Why wouldn’t he run? The New York budget is a real (though not an insuperable) obstacle. Even in the interview in which he described with relish the prospect of running, he made little counterarguments that had nothing to do with the budget. “I think I can make the case against Bush: Can I make it in twenty-nine-second sound bites? Maybe not.” The system does not allow intelligent discussion. His office does that. His press room. The turf he controls. Cuomo, for all his quick mind, humane instincts, decency, honesty, is essentially provincial. His mind acts rapidly in the small arena he prefers. He is not at ease when he cannot be setting the terms of each encounter, even if it is only a conversation with a reporter. He tries to write the article for an interviewer while the interviewer tries to ask questions. “You haven’t got anything yet,” he will cheerfully observe. One cannot get what he will not give.

Besides the young staff he can test and chide and tutor, Cuomo has few around him who can challenge him. His closest adviser is his son Andrew. His old friend from law-clerking days, Fabian Palomino, carries on non-stop teasing with Cuomo which sounds like a catcher’s banter to keep a pitcher “up,” or like the locker-room boasts and bets that—with the ribaldry removed—Cuomo’s daily conversations resemble. It is a small world of intense mutual challenge and joshing friction—and much of it is just plain wasted energy. An outsider who spends time in that atmosphere soon feels claustrophobic.

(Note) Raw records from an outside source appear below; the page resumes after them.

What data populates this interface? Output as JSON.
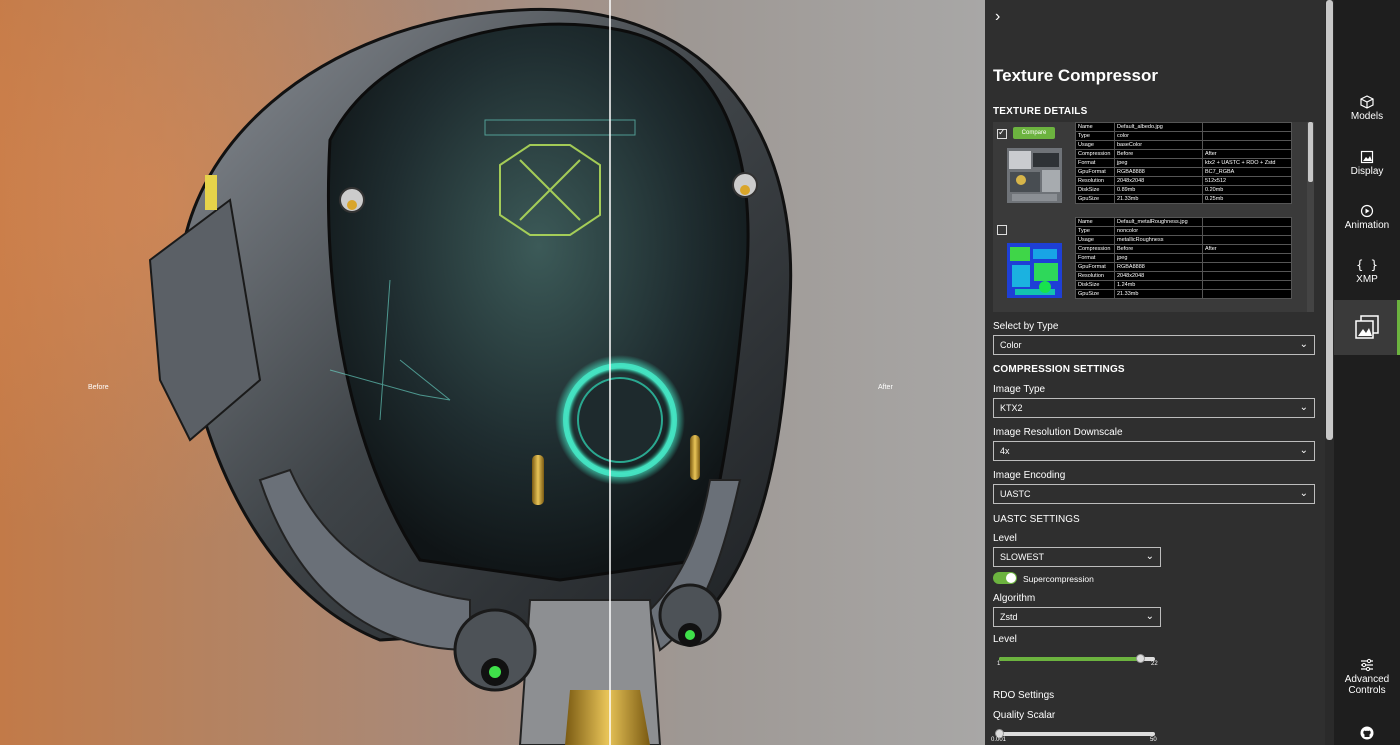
{
  "viewport": {
    "before_label": "Before",
    "after_label": "After"
  },
  "panel": {
    "toggle_icon": "chevron-right-icon",
    "title": "Texture Compressor",
    "texture_details_heading": "TEXTURE DETAILS",
    "compare_label": "Compare",
    "textures": [
      {
        "checked": true,
        "rows": [
          [
            "Name",
            "Default_albedo.jpg",
            ""
          ],
          [
            "Type",
            "color",
            ""
          ],
          [
            "Usage",
            "baseColor",
            ""
          ],
          [
            "Compression",
            "Before",
            "After"
          ],
          [
            "Format",
            "jpeg",
            "ktx2 + UASTC + RDO + Zstd"
          ],
          [
            "GpuFormat",
            "RGBA8888",
            "BC7_RGBA"
          ],
          [
            "Resolution",
            "2048x2048",
            "512x512"
          ],
          [
            "DiskSize",
            "0.89mb",
            "0.20mb"
          ],
          [
            "GpuSize",
            "21.33mb",
            "0.25mb"
          ]
        ]
      },
      {
        "checked": false,
        "rows": [
          [
            "Name",
            "Default_metalRoughness.jpg",
            ""
          ],
          [
            "Type",
            "noncolor",
            ""
          ],
          [
            "Usage",
            "metallicRoughness",
            ""
          ],
          [
            "Compression",
            "Before",
            "After"
          ],
          [
            "Format",
            "jpeg",
            ""
          ],
          [
            "GpuFormat",
            "RGBA8888",
            ""
          ],
          [
            "Resolution",
            "2048x2048",
            ""
          ],
          [
            "DiskSize",
            "1.24mb",
            ""
          ],
          [
            "GpuSize",
            "21.33mb",
            ""
          ]
        ]
      }
    ],
    "select_by_type_label": "Select by Type",
    "select_by_type_value": "Color",
    "compression_heading": "COMPRESSION SETTINGS",
    "image_type_label": "Image Type",
    "image_type_value": "KTX2",
    "downscale_label": "Image Resolution Downscale",
    "downscale_value": "4x",
    "encoding_label": "Image Encoding",
    "encoding_value": "UASTC",
    "uastc_heading": "UASTC SETTINGS",
    "level_label": "Level",
    "level_value": "SLOWEST",
    "supercompression_label": "Supercompression",
    "supercompression_on": true,
    "algorithm_label": "Algorithm",
    "algorithm_value": "Zstd",
    "zstd_level_label": "Level",
    "zstd_level": {
      "min": "1",
      "max": "22",
      "value": 20
    },
    "rdo_heading": "RDO Settings",
    "quality_scalar_label": "Quality Scalar",
    "quality_scalar": {
      "min": "0.001",
      "max": "50",
      "value": 0.001
    }
  },
  "rail": {
    "items": [
      {
        "label": "Models",
        "icon": "cube-icon"
      },
      {
        "label": "Display",
        "icon": "image-icon"
      },
      {
        "label": "Animation",
        "icon": "animation-icon"
      },
      {
        "label": "XMP",
        "icon": "braces-icon"
      },
      {
        "label": "",
        "icon": "texture-compressor-icon"
      },
      {
        "label": "Advanced Controls",
        "icon": "sliders-icon"
      }
    ],
    "github_icon": "github-icon"
  },
  "colors": {
    "accent": "#6cb33f",
    "panel_bg": "#2f2f2f",
    "rail_bg": "#1e1e1e"
  }
}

But for Cuomo it is home; and, like the Italians he first defended with passion, he is not leaving home.

This Issue

January 30, 1992